Part of the unsettling media-exacerbated buzz hums about the non-existence or incoherence of foreign policy, a conflicted interior ministry, a politically oriented divisive civil-military friction and divergent goals. Of course this could well be taken as indicative of a systemic failure of governance. Debate surrounding the response to external provocation and insult, excoriate pusillanimity rather than finding wisdom in considered deliberations. Harping on the interior ministry’s over-use or lack of access to its due power; habitually denigrating the motives of those in public office or service, whether intentionally or unintentionally, supplement the thesis of rampaging governmental irresponsibility and incompetence. Security can appear imperiled to a degree that generates popular panic. There is a right to information but there is also a need for editorial judgment.

Politicians appear fools or knaves when they treat crucial issues (reforms in FATA and the problem of religious bigotry) as cannon fodder to blast the government. Are ethnic nationalism, ‘righteous’ rage, mob fury, stoked deliberately or thoughtlessly? Cannot politicians see what the silent majority sees: the common good in using the parliamentary forum and working calmly till the next mandated electoral verdict. Why seek upheaval? Are ‘they’ scared this government may work? And so I come back to a question rather than a theory – who is conspiring with whom?

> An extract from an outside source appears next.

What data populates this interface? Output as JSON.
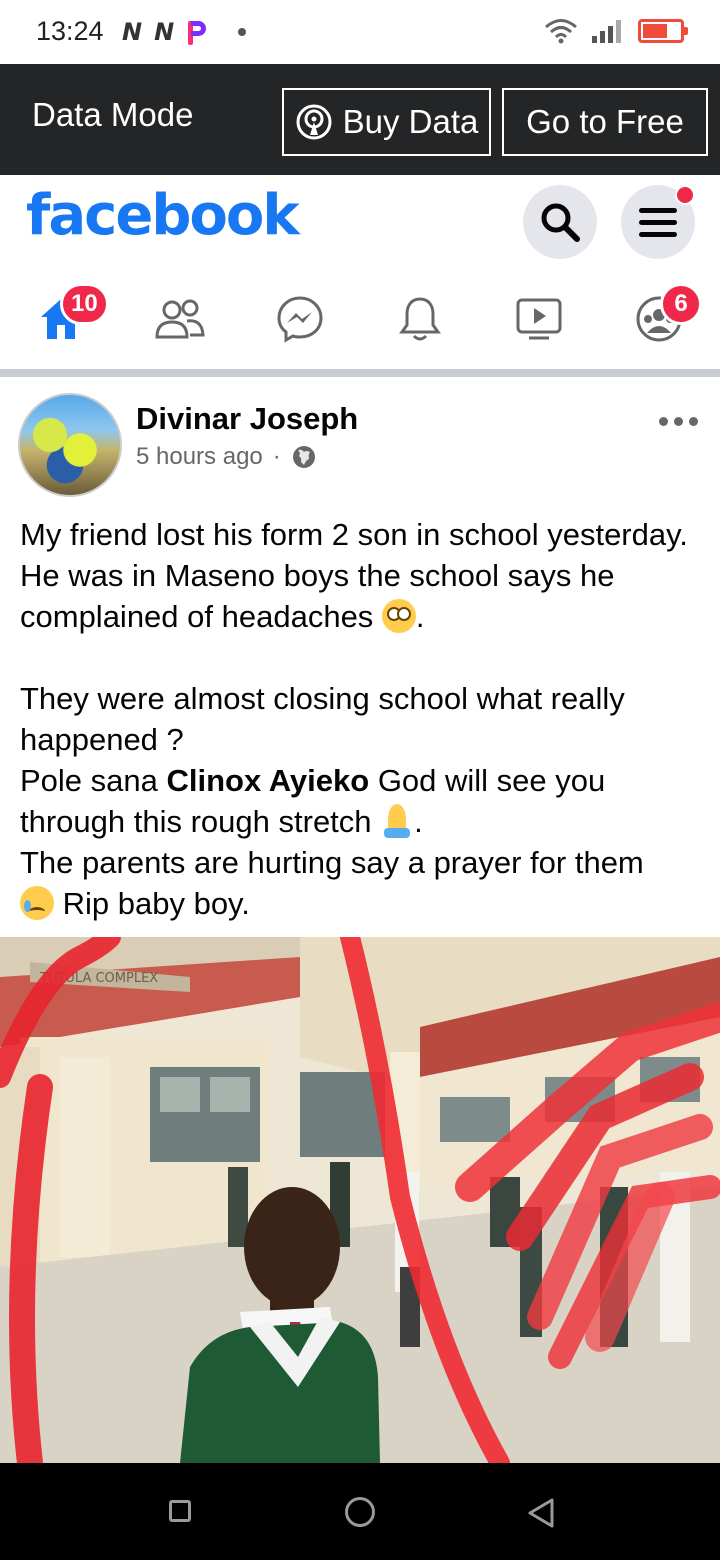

Imran Khan is said to have said Nawaz Sharif is instigating institutional conflict and inviting martial law so that he appears a victim and is politically resurrected. Poor thinking: Nawaz Sharif already appears victimized. And as for his political resurrection: He is as yet far from politically dead. And yet again, accountability in the public eye at any rate, has already become a witch hunt.

But the significant democratic development – which gives cause to put in a good word for the effects of a decade of the ‘rotten’ democratic system – is that the witch-hunting this time is not conducted by the democratically empowered government. Also, although the former PM has been disqualified his party goes on: not banned, not defunct, but mainstream. Let the next election further clear the waters.

Are the stage hands, props and managers of our political theatre listening?